◆ **INSTRUCTIONS FOR THE TASK**: Could you filter the listing for lines with the word "Maximum" and return them?
■ ■ ■
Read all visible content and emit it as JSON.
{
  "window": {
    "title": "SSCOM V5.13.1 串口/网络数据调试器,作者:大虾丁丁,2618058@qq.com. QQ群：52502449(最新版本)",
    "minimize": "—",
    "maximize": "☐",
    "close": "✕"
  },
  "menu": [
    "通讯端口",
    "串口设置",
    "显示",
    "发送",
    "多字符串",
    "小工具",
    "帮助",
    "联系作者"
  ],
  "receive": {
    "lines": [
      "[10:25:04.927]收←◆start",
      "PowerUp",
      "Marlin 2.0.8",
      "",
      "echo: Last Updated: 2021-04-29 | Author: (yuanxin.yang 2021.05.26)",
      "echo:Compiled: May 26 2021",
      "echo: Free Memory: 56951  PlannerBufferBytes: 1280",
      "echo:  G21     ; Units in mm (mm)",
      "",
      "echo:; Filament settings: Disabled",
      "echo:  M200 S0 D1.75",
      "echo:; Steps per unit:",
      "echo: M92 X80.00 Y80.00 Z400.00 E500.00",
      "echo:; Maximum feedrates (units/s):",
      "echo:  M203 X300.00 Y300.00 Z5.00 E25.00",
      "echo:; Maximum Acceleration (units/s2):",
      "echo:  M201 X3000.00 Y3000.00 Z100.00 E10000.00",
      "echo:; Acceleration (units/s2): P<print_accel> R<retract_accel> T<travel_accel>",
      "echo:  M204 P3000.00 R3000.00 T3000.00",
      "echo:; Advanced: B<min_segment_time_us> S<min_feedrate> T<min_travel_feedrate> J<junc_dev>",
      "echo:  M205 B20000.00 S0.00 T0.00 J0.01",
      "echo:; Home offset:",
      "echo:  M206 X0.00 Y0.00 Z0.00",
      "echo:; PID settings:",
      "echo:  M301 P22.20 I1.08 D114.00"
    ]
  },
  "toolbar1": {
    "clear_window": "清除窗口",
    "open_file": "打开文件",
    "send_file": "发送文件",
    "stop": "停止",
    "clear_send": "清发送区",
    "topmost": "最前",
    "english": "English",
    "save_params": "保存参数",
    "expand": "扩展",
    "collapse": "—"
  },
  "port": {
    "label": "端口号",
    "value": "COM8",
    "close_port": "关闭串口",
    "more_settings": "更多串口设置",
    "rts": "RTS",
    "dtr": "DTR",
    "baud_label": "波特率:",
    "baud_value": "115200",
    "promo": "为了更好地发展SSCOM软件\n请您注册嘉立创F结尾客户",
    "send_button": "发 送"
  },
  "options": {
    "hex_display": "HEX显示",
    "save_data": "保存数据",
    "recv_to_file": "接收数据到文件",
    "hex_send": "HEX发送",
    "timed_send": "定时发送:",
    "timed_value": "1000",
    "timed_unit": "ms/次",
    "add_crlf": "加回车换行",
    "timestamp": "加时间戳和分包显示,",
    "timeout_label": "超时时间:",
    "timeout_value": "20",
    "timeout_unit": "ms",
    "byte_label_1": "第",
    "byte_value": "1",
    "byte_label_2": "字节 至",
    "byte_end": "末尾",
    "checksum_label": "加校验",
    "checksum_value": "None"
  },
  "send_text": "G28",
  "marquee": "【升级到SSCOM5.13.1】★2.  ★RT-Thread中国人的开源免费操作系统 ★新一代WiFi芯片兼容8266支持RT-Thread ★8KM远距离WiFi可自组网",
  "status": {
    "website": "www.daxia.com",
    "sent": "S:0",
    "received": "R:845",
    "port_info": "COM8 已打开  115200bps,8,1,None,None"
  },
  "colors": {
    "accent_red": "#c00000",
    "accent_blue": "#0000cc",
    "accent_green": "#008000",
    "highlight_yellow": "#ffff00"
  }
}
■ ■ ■
◆ **EXERCISE ANSWER**:
      "echo:; Maximum feedrates (units/s):",
      "echo:; Maximum Acceleration (units/s2):",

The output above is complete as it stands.